- Close out of Ghostery Preferences
Quit and relaunch Safari.*
The Tracker Wheel seems to serve no functional purpose other than to let you know how many trackers exist on a website, something Safari already does with Privacy Report. Redundant feature, slow performance, unnecessary.
The Trackers Preview injects the Tracker Wheel into search results, so when you’re googling or DuckDuckGoing (Ducking? Going?), the search result pages are forced to load this extraneous data to show next to the URL. This is completely unnecessary and not particularly helpful, since it’s unlikely anyone is going to change what they’re looking for based on some number of trackers that are being blocked anyway, and the Privacy Report feature of Safari will inform you of this data as well. This particular Ghostery feature makes search results very slow, and turning it off will help to speed things up again.
Once you disable both of those features in Ghostery settings you will find the performance of Safari speeds back up to what you would expect when using content blockers, rather than grinding to a sluggish crawl which defeats their purpose if you’re using them to boost browsing performance.
Optionally, you could always disable the extension which also immediately returns performance to the Safari browser.
Or, you could remove it completely from Safari, and then install a new extension of a content blocker that doesn’t have this particular feature and related performance hit, but that’s up to you.
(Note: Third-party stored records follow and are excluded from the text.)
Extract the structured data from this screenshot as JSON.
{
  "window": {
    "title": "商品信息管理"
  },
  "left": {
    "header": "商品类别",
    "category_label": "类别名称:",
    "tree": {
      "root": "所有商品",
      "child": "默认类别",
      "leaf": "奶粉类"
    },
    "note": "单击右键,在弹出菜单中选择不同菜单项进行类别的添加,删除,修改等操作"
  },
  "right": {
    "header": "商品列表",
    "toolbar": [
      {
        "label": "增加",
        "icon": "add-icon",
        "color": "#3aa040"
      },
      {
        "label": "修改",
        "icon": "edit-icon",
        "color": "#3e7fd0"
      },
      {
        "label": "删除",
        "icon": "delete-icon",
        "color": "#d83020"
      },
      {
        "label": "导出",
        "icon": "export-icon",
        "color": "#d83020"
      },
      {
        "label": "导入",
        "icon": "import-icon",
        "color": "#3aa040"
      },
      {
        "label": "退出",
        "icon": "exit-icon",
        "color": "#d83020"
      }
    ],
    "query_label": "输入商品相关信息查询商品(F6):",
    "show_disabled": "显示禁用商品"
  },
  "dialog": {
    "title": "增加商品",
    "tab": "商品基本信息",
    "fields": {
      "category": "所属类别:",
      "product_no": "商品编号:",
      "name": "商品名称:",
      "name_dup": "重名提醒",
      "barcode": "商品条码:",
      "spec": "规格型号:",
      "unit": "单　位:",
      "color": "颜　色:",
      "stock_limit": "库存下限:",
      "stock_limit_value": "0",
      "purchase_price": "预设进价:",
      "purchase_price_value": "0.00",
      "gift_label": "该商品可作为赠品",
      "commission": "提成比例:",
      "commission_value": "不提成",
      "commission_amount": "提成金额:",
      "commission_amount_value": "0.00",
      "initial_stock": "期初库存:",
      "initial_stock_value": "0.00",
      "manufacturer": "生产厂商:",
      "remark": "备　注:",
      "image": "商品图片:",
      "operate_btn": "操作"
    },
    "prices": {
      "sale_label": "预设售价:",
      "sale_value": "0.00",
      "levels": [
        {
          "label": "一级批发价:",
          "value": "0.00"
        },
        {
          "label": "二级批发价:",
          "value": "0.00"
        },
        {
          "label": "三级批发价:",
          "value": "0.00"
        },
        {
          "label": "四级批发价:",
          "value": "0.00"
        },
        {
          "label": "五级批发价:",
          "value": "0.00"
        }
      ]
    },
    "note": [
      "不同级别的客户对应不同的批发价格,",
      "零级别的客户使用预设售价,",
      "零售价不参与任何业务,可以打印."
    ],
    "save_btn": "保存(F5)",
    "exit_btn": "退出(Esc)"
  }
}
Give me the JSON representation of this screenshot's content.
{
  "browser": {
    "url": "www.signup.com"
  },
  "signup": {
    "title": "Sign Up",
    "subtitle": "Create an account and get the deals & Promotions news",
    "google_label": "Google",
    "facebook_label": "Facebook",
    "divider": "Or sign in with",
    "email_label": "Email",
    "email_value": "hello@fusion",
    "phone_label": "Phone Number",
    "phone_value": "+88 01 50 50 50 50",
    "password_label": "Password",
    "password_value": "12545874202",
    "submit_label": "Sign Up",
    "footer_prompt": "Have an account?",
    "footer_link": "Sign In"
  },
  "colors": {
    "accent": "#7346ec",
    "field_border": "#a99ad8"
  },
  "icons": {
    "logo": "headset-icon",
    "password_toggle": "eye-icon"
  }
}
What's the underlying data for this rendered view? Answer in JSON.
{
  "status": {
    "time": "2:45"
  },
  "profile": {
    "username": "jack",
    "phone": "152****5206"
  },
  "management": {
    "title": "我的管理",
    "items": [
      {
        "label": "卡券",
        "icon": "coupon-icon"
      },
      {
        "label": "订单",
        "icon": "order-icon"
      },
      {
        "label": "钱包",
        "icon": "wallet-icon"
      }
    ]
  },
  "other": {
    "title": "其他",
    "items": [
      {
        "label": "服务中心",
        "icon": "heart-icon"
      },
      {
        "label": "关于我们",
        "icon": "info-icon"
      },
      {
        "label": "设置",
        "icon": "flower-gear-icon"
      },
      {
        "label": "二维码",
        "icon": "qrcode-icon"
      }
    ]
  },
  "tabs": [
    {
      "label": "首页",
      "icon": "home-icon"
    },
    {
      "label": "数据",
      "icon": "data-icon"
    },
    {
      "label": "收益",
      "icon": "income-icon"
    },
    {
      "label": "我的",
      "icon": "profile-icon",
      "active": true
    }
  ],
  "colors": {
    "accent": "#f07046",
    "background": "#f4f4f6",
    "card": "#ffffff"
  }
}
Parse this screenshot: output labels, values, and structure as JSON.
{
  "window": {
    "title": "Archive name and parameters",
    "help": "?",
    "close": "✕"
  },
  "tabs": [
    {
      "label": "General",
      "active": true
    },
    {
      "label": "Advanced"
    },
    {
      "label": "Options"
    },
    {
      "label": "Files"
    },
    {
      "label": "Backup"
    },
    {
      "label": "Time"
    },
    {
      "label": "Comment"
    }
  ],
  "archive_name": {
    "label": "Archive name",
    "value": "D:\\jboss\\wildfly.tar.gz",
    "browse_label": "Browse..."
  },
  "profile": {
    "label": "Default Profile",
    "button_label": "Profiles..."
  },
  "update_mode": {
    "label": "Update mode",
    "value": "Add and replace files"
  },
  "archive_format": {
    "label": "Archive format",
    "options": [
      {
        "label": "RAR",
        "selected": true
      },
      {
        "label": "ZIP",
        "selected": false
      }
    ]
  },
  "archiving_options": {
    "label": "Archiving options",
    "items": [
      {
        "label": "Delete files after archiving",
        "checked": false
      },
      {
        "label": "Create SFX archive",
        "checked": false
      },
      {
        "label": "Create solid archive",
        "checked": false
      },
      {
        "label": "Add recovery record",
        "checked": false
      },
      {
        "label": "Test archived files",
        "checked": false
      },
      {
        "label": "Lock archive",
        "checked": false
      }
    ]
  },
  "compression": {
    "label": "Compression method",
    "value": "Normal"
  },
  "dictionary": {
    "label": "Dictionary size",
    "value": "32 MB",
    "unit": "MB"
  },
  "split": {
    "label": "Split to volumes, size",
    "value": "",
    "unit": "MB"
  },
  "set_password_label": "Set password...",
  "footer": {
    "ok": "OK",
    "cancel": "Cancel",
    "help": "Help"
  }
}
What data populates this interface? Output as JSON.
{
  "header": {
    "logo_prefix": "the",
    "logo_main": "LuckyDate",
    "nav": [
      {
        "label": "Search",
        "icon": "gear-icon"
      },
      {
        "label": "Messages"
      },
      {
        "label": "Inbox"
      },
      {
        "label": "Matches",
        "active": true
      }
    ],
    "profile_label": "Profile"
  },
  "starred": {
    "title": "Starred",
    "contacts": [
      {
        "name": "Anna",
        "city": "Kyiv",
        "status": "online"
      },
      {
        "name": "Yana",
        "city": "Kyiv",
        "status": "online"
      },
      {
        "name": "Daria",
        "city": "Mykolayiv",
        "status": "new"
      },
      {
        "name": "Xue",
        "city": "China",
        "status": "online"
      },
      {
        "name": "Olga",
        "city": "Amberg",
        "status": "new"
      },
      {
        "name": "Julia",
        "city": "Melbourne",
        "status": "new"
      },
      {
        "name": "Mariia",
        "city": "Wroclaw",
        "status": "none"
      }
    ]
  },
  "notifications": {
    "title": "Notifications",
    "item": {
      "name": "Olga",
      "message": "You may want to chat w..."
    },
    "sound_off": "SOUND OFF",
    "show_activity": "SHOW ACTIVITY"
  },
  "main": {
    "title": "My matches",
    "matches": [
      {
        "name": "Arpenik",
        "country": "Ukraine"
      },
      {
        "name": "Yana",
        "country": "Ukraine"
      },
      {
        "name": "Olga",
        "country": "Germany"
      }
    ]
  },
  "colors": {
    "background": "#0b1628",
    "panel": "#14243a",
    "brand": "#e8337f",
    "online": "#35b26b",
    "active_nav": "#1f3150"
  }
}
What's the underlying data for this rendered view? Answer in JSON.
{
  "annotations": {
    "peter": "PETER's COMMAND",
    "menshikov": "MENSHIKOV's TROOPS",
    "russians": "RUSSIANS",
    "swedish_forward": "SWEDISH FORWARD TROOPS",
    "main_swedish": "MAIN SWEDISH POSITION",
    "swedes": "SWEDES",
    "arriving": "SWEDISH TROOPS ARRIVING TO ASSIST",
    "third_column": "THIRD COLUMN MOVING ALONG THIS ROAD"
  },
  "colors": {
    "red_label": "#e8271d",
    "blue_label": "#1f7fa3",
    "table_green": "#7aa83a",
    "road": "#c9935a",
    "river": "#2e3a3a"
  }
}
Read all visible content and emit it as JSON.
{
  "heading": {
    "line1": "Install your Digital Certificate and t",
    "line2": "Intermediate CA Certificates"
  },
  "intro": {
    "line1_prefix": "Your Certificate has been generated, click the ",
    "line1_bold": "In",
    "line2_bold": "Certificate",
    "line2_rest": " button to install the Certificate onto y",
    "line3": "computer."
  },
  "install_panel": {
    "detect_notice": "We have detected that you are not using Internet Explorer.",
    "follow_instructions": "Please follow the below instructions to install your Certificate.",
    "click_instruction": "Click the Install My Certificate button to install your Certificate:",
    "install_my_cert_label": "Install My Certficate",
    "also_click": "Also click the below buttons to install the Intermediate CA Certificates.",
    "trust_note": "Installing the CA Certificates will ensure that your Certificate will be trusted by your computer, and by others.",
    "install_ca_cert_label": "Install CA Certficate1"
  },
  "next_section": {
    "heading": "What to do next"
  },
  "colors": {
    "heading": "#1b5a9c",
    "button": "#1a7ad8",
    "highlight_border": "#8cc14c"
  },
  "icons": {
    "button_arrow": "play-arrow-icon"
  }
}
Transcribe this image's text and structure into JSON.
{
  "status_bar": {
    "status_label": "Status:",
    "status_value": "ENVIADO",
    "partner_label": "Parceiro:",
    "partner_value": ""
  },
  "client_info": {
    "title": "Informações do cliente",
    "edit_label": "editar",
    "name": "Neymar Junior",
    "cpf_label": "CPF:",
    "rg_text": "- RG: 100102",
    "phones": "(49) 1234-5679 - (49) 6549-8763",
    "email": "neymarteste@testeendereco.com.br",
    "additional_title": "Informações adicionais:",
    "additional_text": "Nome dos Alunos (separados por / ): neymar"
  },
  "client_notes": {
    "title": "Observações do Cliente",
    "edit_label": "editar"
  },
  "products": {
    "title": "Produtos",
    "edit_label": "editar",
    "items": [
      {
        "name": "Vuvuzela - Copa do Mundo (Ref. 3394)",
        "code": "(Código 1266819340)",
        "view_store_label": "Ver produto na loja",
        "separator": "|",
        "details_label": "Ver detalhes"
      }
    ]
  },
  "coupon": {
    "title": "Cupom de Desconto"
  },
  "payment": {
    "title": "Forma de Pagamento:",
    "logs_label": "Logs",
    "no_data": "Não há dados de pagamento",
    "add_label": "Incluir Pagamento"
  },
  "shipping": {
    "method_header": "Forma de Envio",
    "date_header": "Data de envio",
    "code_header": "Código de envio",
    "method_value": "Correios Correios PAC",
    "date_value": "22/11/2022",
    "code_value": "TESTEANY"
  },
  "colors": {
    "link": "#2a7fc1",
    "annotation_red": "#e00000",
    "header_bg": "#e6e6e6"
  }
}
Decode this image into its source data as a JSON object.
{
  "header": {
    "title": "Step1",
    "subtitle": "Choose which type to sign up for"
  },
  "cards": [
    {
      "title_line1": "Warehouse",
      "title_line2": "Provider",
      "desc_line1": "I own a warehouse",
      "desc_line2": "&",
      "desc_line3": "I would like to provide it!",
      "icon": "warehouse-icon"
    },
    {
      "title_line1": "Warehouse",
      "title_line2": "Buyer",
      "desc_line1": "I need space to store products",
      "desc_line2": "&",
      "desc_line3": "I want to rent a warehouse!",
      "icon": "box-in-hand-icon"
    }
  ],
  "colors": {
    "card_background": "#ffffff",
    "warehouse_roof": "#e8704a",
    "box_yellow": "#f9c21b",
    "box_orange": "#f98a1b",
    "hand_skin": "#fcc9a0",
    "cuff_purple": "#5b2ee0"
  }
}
Any content blocker is going to require customization of settings to suit your browsing needs anyway. (And by the way, if you do use a content blocker, please whitelist osxdaily.com since we are supported by advertising, as are many other sites.)
This was focused obviously on Ghostery in Safari on Mac, but the Ghostery plugin is available as a content blocker on iPhone and iPad too, so you may have the same results on those devices if you use Ghostery on iOS and iPadOS and feel the Safari browser has gotten strangely slow. Let us know your own experiences in the comments.
Why this stuff is enabled by default in Ghostery nowadays is a mystery, especially given the hit to browser performance. Turn it all off, and enjoy Ghostery again.*
Even if you don’t use Ghostery, but use other Safari extensions, if you updated them recently and then discover that performance of your browser is now terrible, it’s a good idea to start poking around in your Safari extensions settings and preferences, or try disabling the extensions in question as you troubleshoot the problem.
* Note: If you have a lot of open browser tabs and windows, you may find that any change to Ghostery settings or to site-specific settings and adjustments (to disable content blockers for a particular site, for example) causes Safari performance to immediately suffer and remain miserably bad until the browser is quit and re-open. If you experience this, performance will stay poor until you relaunch Safari. And if you make any adjustment to another site and to deny/allow content blockers for it, performance will suffer yet again until the browser is relaunched, again. This did not used to be an issue with prior versions of Ghostery, but it appears to be a replicable issue on any modern Mac with Safari with a bunch of tabs open and the latest Ghostery extension versions. Perhaps this is a bug (in Safari, or the extension itself) that will be worked out eventually, as a similar performance hit was replicated with another similar content blocker extension in a busy Safari browser instance on MacOS.
Not a fan of extensions personally, but Ghostery seems to be a pretty popular extension. I know myself even with no extensions Safari can have trouble loading certain web sites. I almost feel like this is a issue between Safari and the web sites with compatibility. Extensions can exacerbate issues with web sites and browsers especially how Safari does extensions.
Ghostery made Safari totally slow and unusable for me, tried this fix and it didn’t help. I deleted it, now using the Brave browser instead.
I don’t have any of those settings. I am using Safari 14.1.2 on Mojave. Ghostery Lite is broken up into several parts, none of which shows what you describe.
Ghostery ruined Safari for me, I used it for years but then after a Safari update and Fhostery update it became unusable.